In a week where the New York Times revealed it was on the edge and trying to raise cash by selling off its head office, the huge Tribune Co went bust with losses that could top $US6 billion and Fairfax slashed its dividend and changed CEOs, a report has been released that forecasts an even tougher year ahead for newspapers and magazines in 2009.

The report, explained in the Financial Times, makes very depressing reading: one in 10 print titles could be forced to cut their publishing frequency, move on line or simply shutdown.

At the same time more and more people became aware of third quarter advertising figures for the US newspaper industry as posted on the Newspaper Association of America website earlier this month.

Even online ad revenue fell, down from the June quarter and down 3% on the third quarter of 2007. Print ads were down 19% from the September quarter of 2007, and off 7% from the June quarter or more than $US660 million.
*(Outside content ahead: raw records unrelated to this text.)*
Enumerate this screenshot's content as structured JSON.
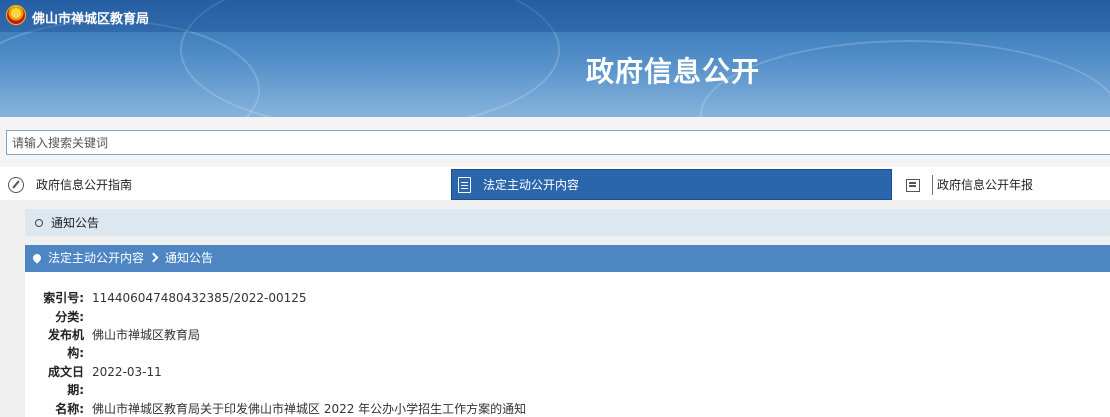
{
  "header": {
    "brand": "佛山市禅城区教育局",
    "title": "政府信息公开"
  },
  "search": {
    "placeholder": "请输入搜索关键词"
  },
  "nav": {
    "items": [
      {
        "label": "政府信息公开指南",
        "icon": "compass-icon",
        "active": false
      },
      {
        "label": "法定主动公开内容",
        "icon": "document-icon",
        "active": true
      },
      {
        "label": "政府信息公开年报",
        "icon": "report-icon",
        "active": false
      }
    ]
  },
  "section": {
    "title": "通知公告"
  },
  "breadcrumb": {
    "items": [
      "法定主动公开内容",
      "通知公告"
    ]
  },
  "detail": {
    "rows": [
      {
        "label": "索引号:",
        "value": "114406047480432385/2022-00125"
      },
      {
        "label": "分类:",
        "value": ""
      },
      {
        "label": "发布机构:",
        "value": "佛山市禅城区教育局"
      },
      {
        "label": "成文日期:",
        "value": "2022-03-11"
      },
      {
        "label": "名称:",
        "value": "佛山市禅城区教育局关于印发佛山市禅城区 2022 年公办小学招生工作方案的通知"
      }
    ]
  },
  "colors": {
    "banner": "#3f7dbd",
    "active_tab": "#2b66ad",
    "breadcrumb_bar": "#4e86c4",
    "section_bar": "#dde7f0"
  }
}
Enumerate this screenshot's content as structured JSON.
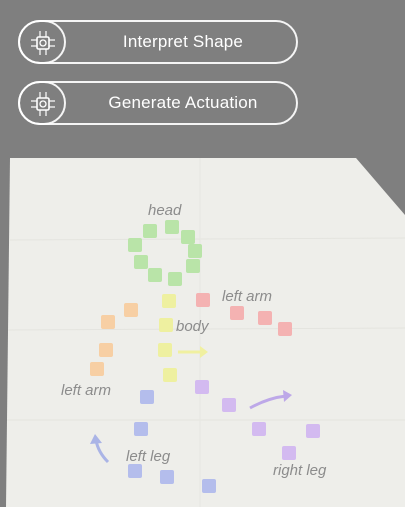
{
  "toolbar": {
    "interpret_label": "Interpret Shape",
    "actuation_label": "Generate Actuation",
    "icon": "chip-icon"
  },
  "scene": {
    "labels": {
      "head": "head",
      "left_arm_upper": "left arm",
      "body": "body",
      "left_arm_lower": "left arm",
      "left_leg": "left leg",
      "right_leg": "right leg"
    }
  },
  "colors": {
    "background": "#7f7f7f",
    "mat": "#eeeeea",
    "head": "#b9e4a8",
    "arm_red": "#f4b2b2",
    "body_yellow": "#eef0a0",
    "arm_orange": "#f7cfa4",
    "legs_blue": "#b4bdec",
    "legs_purple": "#d3baf0"
  }
}
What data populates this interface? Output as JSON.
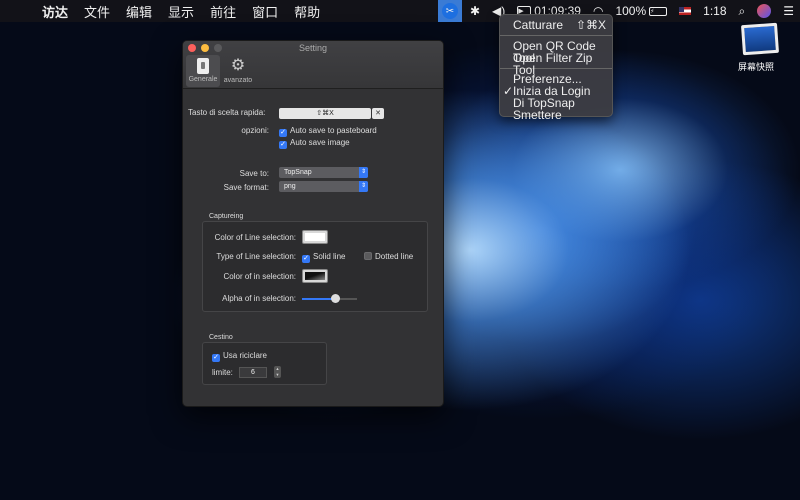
{
  "menubar": {
    "apple": "",
    "menus": [
      "访达",
      "文件",
      "编辑",
      "显示",
      "前往",
      "窗口",
      "帮助"
    ],
    "time_recording": "01:09:39",
    "battery_percent": "100%",
    "clock": "1:18"
  },
  "dropdown": {
    "items": [
      {
        "label": "Catturare",
        "shortcut": "⇧⌘X"
      },
      {
        "label": "Open QR Code Tool"
      },
      {
        "label": "Open Filter Zip Tool"
      },
      {
        "label": "Preferenze..."
      },
      {
        "label": "Inizia da Login",
        "checked": true
      },
      {
        "label": "Di TopSnap"
      },
      {
        "label": "Smettere"
      }
    ]
  },
  "desktop_icon": {
    "label": "屏幕快照"
  },
  "window": {
    "title": "Setting",
    "tabs": [
      {
        "label": "Generale",
        "icon": "switch-icon"
      },
      {
        "label": "avanzato",
        "icon": "gear-icon"
      }
    ],
    "shortcut_label": "Tasto di scelta rapida:",
    "shortcut_value": "⇧⌘X",
    "clear_glyph": "✕",
    "options_label": "opzioni:",
    "opt_auto_pasteboard": "Auto save to pasteboard",
    "opt_auto_image": "Auto save image",
    "save_to_label": "Save to:",
    "save_to_value": "TopSnap",
    "save_format_label": "Save format:",
    "save_format_value": "png",
    "capture_group_title": "Captureing",
    "color_line_label": "Color of Line selection:",
    "type_line_label": "Type of Line selection:",
    "solid_line": "Solid line",
    "dotted_line": "Dotted line",
    "color_in_label": "Color of in selection:",
    "alpha_in_label": "Alpha of in selection:",
    "alpha_value": 0.6,
    "trash_group_title": "Cestino",
    "use_recycle": "Usa riciclare",
    "limit_label": "limite:",
    "limit_value": "6"
  }
}
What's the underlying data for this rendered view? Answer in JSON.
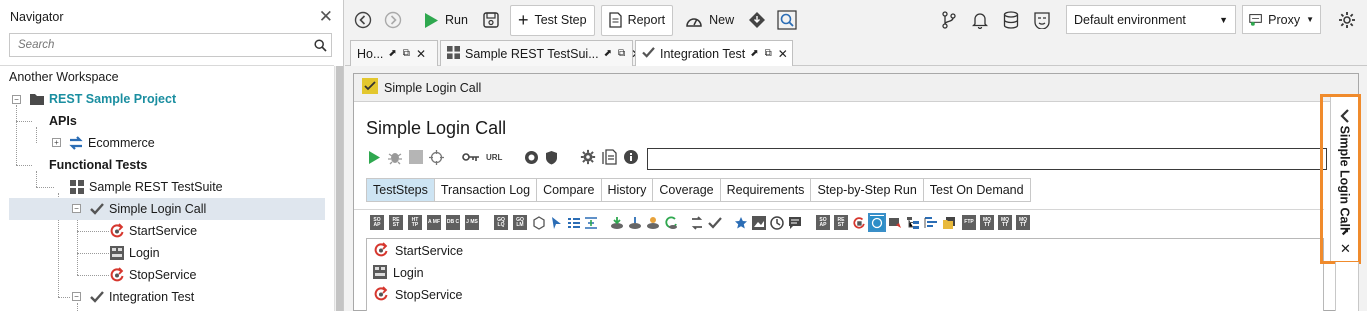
{
  "navigator": {
    "title": "Navigator",
    "search_placeholder": "Search",
    "workspace": "Another Workspace",
    "tree": {
      "project": "REST Sample Project",
      "apis": "APIs",
      "ecommerce": "Ecommerce",
      "functional_tests": "Functional Tests",
      "suite": "Sample REST TestSuite",
      "case_selected": "Simple Login Call",
      "steps": [
        "StartService",
        "Login",
        "StopService"
      ],
      "case2": "Integration Test"
    }
  },
  "toolbar": {
    "run": "Run",
    "test_step": "Test Step",
    "report": "Report",
    "new": "New",
    "environment": "Default environment",
    "proxy": "Proxy"
  },
  "doc_tabs": [
    {
      "label": "Ho..."
    },
    {
      "label": "Sample REST TestSui..."
    },
    {
      "label": "Integration Test"
    }
  ],
  "editor": {
    "window_title": "Simple Login Call",
    "heading": "Simple Login Call",
    "url_icon_text": "URL",
    "tabs": [
      "TestSteps",
      "Transaction Log",
      "Compare",
      "History",
      "Coverage",
      "Requirements",
      "Step-by-Step Run",
      "Test On Demand"
    ],
    "steps": [
      "StartService",
      "Login",
      "StopService"
    ],
    "side_panel_label": "Simple Login Call"
  },
  "step_tool_labels": [
    "SO AP",
    "RE ST",
    "HT TP",
    "A MF",
    "DB C",
    "J MS",
    "GQ LQ",
    "GQ LM",
    "SO AP",
    "RE ST",
    "FTP",
    "MQ TT",
    "MQ TT",
    "MQ TT"
  ],
  "colors": {
    "accent_orange": "#f08b2c",
    "active_tab": "#cde4f3",
    "run_green": "#2fa84f",
    "project_teal": "#1a8ea0"
  }
}
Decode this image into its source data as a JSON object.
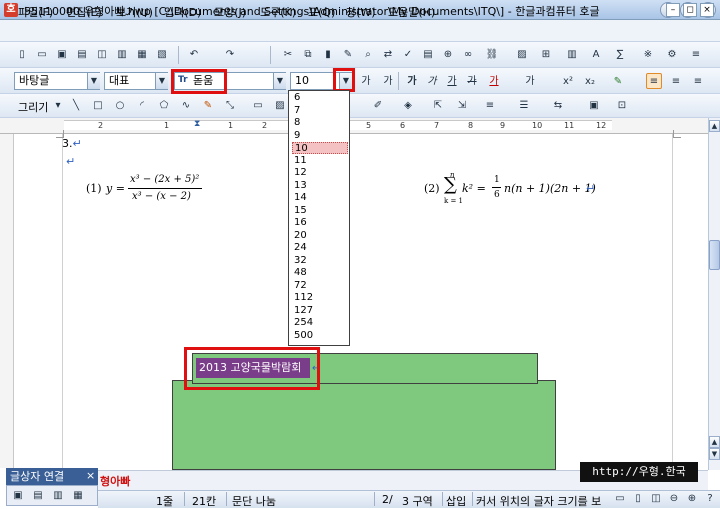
{
  "window": {
    "title": "55110000-우형아빠.hwp [C:\\Documents and Settings\\Administrator\\My Documents\\ITQ\\] - 한글과컴퓨터 호글",
    "app_icon": "호"
  },
  "menu": {
    "items": [
      "파일(F)",
      "편집(E)",
      "보기(U)",
      "입력(D)",
      "모양(J)",
      "도구(K)",
      "표(Q)",
      "창(W)",
      "도움말(H)"
    ]
  },
  "format_toolbar": {
    "style_value": "바탕글",
    "lang_value": "대표",
    "font_value": "돋움",
    "size_value": "10",
    "bold_glyph": "가",
    "italic_glyph": "가",
    "underline_glyph": "가",
    "strike_glyph": "가",
    "color_glyph": "가"
  },
  "draw_toolbar": {
    "label": "그리기"
  },
  "ruler": {
    "numbers": [
      "2",
      "1",
      "1",
      "2",
      "3",
      "4",
      "5",
      "6",
      "7",
      "8",
      "9",
      "10",
      "11",
      "12"
    ]
  },
  "document": {
    "line1": "3.",
    "eq1_label": "(1)",
    "eq1_lhs": "y =",
    "eq1_num": "x³ − (2x + 5)²",
    "eq1_den": "x³ − (x − 2)",
    "eq2_label": "(2)",
    "eq2_sum_top": "n",
    "eq2_sum_bottom": "k = 1",
    "eq2_body": "k² =",
    "eq2_frac_num": "1",
    "eq2_frac_den": "6",
    "eq2_rest": "n(n + 1)(2n + 1)",
    "caption_text": "2013 고양국물박람회"
  },
  "size_dropdown": {
    "options": [
      "6",
      "7",
      "8",
      "9",
      "10",
      "11",
      "12",
      "13",
      "14",
      "15",
      "16",
      "20",
      "24",
      "32",
      "48",
      "72",
      "112",
      "127",
      "254",
      "500"
    ],
    "selected": "10"
  },
  "bottom_panel": {
    "tab_label": "글상자 연결",
    "close": "×"
  },
  "status_bar": {
    "sheet_name": "형아빠",
    "line": "1줄",
    "column": "21칸",
    "section_note": "문단 나눔",
    "page": "2/",
    "section": "3 구역",
    "insert_mode": "삽입",
    "message": "커서 위치의 글자 크기를 보"
  },
  "watermark": "http://우형.한국"
}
The year-on-year quarterly percentage decline was the worst since since the Association has been keeping these figures. It is the fastest rate of fall in ad revenues since the trend first emerged in the US in the September quarter of 2006.

Since then ad revenues have fallen from $US11.791 billion to $US8.942 billion and total print revenues have slumped from $US11.152 billion to $US8.192 billion. Total online revenues have only risen from $US638 million to $749 million in the September 2008 quarter. Total newspaper ad revenues peaked in the 4th quarter of 2004 at $US14.308 billion, with print ad revenues peaking at $US13.759 billion in the 4th quarter of 2005.

These figures were posted late last month and they support the Deloitte report conclusions as explained in the FT.

The report says the newspaper industry outlook has gone from difficult to “impossible”, as newspapers and magazines — already weakened by the rise of online advertising and falling readership — experience further declines in circulation and advertising rates.

“This is a downward spiral,” said Howard Davies, partner at Deloitte and co-author of the report. “It has already become quite difficult for print publishers, but it is going to get much worse as the advertising market deteriorates.”

The report goes on to say:

Advertising revenues may fall up to 20 per cent with classified advertising, traditionally one of the most lucrative elements of a newspaper, particularly badly hit. The subsequent decline in revenue leaves free newspapers — funded entirely by advertising — the most exposed but will affect all newspapers. While the industry has built an online presence over the past decade in response to its perilous situation, historic levels of profitability are unlikely ever to be restored. Not even the most successful online newspaper and magazine sites generate sufficient profit to offset declining margin from print versions. In late 2008 the online contribution is at most a few per cent of a title’s revenues and most of those are tied to the print version in various ways.

The report should be studied closely by new Fairfax CEO Brian McCarthy. Fairfax has a solid online business, but online revenues and earnings can’t replace those generated by print. So either costs have to be cut or titles will have to go.

One irony of the US figures is that they allows outsiders to chart the disaster that the print industry now confronts. That disclosure is part of the commitment of the newspaper industry to openness and transparency. There is no such commitment at Fairfax, News Ltd and APN, the three big print proprietors here.